▸ **Supplied records**
______
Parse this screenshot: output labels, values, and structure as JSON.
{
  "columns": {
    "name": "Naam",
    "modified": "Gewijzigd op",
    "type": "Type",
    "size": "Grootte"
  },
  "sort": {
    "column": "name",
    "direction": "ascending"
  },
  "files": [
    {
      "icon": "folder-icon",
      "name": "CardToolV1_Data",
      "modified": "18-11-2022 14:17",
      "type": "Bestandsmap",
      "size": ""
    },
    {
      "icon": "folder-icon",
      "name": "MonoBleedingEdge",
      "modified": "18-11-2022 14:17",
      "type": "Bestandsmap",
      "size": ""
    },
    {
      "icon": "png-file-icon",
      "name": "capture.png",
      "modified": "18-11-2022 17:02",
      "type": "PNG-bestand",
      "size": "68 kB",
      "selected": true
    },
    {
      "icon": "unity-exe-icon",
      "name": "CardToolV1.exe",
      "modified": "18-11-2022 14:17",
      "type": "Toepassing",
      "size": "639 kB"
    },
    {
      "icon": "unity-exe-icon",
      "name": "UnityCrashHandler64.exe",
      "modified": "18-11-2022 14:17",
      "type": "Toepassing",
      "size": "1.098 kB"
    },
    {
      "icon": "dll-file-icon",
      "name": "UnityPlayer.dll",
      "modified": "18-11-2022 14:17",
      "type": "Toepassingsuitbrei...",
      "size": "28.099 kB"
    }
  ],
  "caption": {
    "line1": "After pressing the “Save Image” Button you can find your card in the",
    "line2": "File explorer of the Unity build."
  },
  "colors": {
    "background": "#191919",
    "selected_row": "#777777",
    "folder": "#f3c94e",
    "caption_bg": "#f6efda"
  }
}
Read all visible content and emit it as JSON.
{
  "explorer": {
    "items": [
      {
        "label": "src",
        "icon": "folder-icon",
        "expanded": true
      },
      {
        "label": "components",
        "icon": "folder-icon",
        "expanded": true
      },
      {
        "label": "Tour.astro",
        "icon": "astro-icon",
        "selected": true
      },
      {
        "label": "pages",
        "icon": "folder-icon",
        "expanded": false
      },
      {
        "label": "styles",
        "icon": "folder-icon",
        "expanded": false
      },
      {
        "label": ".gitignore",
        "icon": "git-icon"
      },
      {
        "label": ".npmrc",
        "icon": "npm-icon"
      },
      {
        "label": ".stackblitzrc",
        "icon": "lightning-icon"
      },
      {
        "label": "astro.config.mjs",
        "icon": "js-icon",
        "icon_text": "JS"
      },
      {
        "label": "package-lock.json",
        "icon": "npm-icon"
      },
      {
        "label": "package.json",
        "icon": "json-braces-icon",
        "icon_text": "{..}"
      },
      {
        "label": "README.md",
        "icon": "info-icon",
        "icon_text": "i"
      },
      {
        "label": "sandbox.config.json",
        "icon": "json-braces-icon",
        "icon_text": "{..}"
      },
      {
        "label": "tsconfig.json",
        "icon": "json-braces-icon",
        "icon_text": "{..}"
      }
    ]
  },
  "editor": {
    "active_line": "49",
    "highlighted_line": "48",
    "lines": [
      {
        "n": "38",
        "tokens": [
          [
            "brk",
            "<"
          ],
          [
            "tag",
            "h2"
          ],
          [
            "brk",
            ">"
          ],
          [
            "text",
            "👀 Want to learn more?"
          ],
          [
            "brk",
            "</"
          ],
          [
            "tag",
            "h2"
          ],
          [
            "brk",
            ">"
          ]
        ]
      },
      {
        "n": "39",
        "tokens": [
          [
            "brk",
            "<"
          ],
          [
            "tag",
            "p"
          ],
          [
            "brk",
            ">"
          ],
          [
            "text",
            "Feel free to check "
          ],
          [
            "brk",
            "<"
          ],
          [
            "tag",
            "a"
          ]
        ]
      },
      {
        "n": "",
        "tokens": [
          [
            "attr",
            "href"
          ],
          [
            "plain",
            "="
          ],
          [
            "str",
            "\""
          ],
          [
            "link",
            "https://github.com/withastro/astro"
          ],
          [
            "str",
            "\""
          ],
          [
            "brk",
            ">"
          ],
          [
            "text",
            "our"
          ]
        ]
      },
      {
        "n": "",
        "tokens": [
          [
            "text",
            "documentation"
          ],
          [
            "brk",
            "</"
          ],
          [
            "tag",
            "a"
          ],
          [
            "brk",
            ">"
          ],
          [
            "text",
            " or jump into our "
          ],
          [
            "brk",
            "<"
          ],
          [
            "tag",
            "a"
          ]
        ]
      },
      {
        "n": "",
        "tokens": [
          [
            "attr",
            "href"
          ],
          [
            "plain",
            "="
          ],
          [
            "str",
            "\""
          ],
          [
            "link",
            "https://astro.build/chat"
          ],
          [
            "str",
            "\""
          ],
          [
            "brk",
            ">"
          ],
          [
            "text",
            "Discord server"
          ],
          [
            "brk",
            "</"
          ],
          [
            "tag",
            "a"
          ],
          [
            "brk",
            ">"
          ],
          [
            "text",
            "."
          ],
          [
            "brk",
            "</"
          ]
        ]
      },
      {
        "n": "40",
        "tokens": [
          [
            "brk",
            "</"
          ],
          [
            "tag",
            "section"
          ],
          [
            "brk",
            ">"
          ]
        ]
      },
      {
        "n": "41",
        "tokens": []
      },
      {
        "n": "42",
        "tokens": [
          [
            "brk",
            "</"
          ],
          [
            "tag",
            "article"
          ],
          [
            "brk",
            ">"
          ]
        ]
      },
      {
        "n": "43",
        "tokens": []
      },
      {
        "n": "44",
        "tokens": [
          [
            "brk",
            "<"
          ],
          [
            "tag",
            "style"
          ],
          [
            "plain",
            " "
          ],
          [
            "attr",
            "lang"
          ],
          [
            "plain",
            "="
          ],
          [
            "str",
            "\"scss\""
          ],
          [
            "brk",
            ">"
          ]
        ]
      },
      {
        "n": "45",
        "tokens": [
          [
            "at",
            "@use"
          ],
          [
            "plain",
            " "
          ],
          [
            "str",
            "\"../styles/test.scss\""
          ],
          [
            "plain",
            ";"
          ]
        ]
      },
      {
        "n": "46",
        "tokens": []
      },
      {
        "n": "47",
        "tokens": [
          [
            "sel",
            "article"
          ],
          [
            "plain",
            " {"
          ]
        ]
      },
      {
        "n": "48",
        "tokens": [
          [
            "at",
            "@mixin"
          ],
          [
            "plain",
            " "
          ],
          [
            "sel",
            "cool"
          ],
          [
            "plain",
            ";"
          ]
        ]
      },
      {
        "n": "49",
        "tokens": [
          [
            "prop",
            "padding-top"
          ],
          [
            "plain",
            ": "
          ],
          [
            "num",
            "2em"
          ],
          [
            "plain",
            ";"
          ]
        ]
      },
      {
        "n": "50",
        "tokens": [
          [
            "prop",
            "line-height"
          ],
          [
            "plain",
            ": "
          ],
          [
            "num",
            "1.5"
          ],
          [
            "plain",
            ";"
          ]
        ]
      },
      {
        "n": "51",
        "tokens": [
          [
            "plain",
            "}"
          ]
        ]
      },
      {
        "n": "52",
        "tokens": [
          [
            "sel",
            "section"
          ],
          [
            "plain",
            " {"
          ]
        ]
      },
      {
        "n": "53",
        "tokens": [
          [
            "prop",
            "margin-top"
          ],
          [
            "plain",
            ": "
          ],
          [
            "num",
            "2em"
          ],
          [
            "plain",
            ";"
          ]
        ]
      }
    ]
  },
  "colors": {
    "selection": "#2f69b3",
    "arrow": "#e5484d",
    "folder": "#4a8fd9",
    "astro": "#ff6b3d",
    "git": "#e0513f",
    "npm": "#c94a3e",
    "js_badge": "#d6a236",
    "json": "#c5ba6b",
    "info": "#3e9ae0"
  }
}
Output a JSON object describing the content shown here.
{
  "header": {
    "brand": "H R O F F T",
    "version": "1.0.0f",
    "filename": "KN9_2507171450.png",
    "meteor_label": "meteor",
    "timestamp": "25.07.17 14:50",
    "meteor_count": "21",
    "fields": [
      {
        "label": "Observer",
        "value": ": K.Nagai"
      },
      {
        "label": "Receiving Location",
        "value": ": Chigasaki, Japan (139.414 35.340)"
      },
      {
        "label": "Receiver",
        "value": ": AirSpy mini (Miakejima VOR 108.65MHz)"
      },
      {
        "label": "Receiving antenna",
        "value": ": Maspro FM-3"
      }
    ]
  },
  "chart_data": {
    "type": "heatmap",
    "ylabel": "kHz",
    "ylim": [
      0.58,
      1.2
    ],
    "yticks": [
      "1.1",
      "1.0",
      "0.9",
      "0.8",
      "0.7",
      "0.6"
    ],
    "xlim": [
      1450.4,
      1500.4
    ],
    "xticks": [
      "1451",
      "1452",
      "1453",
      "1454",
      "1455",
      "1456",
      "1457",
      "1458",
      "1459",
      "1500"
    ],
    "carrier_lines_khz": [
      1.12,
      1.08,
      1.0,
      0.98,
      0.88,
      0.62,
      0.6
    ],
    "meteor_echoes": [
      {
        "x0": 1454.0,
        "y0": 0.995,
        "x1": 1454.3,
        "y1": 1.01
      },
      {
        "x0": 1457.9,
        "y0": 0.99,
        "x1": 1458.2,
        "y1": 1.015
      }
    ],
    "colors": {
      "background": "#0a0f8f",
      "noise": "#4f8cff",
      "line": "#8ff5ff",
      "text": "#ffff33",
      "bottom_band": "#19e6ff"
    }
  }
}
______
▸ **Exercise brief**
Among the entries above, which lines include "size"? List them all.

▸ **Finished exercise**
    "size": "Grootte"
      "size": ""
      "size": ""
      "size": "68 kB",
      "size": "639 kB"
      "size": "1.098 kB"
      "size": "28.099 kB"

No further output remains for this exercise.